As I sat in the bed throughout the afternoon yesterday, waiting to find out what had happened, I was scared. I was afraid that this was, in fact, a “cardiac event”. I feared that this was a blatant statement from my body that I had reached a new stage in my life – not one I’m anxious to admit or succumb to. I worried that healing from foot surgery would be nothing compared to the healing that would be necessary after a heart attack. Instead, I learned that I have pristine arteries and I feel a renewed sense of excitement over finishing this foot healing and beginning the process of rebuilding my muscles and fitness level after this surgery-induced hiatus.

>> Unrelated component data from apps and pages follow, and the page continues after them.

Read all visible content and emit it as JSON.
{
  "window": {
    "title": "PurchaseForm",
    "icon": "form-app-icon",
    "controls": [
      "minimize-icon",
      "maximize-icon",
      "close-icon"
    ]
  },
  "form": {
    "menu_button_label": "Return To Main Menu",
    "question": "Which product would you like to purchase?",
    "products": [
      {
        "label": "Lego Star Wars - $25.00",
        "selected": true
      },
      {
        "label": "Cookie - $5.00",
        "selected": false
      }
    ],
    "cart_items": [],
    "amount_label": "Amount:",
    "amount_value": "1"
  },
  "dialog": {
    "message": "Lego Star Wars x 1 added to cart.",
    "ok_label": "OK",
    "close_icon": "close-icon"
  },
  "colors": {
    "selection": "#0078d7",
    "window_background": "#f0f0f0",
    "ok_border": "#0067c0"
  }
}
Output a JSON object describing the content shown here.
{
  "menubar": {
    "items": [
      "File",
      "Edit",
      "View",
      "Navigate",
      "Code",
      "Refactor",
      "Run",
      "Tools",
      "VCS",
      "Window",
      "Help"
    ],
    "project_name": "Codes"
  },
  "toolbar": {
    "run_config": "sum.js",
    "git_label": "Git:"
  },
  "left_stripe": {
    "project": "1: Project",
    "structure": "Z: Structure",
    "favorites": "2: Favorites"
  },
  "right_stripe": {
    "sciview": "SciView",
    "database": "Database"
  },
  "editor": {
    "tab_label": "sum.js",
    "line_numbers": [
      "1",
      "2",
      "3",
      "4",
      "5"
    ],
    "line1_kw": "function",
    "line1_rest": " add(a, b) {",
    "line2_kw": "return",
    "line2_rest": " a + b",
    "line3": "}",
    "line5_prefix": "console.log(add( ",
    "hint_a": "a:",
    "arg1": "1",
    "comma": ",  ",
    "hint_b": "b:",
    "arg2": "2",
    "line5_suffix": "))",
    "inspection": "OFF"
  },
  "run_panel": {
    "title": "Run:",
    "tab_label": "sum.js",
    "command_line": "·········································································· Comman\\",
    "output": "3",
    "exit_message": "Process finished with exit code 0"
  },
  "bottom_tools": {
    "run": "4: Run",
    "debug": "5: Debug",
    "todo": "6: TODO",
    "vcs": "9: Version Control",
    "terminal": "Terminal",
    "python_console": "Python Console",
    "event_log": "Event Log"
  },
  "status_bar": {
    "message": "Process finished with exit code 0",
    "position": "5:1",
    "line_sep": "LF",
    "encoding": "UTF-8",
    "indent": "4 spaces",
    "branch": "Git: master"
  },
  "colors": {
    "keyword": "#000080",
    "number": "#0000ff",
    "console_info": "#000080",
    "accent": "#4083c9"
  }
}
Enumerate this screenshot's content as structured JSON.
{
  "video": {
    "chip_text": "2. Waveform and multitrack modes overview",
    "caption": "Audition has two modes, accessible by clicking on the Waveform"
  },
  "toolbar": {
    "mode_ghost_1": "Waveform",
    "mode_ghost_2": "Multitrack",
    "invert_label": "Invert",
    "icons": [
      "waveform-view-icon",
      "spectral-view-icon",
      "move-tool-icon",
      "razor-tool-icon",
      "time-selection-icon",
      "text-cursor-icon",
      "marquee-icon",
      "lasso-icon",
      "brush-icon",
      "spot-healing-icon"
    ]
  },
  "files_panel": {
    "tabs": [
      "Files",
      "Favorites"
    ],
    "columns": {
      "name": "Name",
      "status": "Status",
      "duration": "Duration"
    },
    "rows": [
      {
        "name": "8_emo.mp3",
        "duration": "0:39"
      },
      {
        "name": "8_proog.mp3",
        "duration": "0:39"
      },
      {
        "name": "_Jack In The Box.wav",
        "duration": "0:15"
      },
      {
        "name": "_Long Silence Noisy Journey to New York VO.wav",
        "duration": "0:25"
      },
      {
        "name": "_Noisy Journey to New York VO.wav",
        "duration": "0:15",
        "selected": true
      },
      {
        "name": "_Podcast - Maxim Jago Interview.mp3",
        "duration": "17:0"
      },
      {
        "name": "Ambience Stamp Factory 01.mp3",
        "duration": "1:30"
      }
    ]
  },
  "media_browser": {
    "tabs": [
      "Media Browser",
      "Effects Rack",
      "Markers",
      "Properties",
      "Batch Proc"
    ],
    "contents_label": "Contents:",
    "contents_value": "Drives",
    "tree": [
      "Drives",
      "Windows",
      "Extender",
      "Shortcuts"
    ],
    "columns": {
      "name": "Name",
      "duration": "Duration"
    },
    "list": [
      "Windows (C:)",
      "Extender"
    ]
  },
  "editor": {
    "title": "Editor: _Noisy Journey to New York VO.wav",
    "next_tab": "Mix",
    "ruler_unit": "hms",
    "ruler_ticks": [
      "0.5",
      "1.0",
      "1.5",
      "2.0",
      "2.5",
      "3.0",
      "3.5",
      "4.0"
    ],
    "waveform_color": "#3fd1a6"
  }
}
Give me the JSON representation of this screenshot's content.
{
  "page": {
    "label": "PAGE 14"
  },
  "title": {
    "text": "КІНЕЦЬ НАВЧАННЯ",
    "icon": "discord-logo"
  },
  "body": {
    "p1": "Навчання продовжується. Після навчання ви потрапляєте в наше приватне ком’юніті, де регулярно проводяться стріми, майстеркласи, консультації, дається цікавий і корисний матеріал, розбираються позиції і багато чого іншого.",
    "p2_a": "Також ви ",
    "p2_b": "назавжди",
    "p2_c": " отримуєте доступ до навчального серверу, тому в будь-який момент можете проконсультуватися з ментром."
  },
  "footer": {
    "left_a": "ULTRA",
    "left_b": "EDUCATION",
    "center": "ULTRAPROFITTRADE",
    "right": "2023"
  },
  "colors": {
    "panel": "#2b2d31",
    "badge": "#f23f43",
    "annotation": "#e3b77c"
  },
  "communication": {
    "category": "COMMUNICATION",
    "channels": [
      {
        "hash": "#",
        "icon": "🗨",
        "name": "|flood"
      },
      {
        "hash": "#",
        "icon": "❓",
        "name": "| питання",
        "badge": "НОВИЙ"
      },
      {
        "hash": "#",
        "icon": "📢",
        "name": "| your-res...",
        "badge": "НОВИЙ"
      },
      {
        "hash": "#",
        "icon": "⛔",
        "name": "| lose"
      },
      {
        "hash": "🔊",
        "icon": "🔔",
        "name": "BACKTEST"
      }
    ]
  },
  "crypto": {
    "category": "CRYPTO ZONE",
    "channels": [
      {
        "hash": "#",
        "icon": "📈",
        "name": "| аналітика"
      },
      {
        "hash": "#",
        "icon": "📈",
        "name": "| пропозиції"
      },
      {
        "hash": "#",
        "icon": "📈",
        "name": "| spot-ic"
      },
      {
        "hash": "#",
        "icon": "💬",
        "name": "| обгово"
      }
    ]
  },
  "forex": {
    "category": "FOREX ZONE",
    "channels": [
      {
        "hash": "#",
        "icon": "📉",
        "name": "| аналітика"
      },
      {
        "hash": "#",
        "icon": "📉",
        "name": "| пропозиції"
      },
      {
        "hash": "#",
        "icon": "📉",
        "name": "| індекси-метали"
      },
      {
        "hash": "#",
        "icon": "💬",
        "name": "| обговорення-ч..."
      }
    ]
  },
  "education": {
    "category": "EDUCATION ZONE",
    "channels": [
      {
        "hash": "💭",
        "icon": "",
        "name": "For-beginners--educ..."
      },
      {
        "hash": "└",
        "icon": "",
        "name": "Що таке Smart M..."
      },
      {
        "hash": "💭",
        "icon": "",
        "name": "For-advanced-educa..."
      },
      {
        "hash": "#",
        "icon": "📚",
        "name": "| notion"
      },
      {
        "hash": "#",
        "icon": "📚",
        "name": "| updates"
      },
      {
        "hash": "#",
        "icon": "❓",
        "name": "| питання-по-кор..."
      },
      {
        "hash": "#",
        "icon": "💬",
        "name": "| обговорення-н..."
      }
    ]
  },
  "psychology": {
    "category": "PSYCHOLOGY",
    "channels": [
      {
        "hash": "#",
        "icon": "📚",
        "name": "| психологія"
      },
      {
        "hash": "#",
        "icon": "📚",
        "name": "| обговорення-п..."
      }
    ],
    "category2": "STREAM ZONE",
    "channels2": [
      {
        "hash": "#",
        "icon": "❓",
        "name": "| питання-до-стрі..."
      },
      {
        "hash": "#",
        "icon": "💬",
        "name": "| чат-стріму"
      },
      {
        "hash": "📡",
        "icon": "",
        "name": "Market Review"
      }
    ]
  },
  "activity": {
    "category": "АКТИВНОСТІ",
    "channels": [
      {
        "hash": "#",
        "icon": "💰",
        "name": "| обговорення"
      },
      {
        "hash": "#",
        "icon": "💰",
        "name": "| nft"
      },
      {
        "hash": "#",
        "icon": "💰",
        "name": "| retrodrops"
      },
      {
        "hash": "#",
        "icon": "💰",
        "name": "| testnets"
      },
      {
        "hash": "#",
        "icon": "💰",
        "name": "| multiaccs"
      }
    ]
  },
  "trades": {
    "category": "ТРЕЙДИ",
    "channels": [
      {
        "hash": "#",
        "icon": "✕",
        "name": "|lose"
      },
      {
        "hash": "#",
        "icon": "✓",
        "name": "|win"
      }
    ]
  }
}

For a lot of people, having a heart attack is a reason to improve their lifestyle. I’ve had a pretty healthy lifestyle for a long, long time and, even though I’m on the bench right now, I know I will go back to the lifestyle – and having had this heart attack scare really helps to remind me of who I am and what type of lifestyle I want to lead.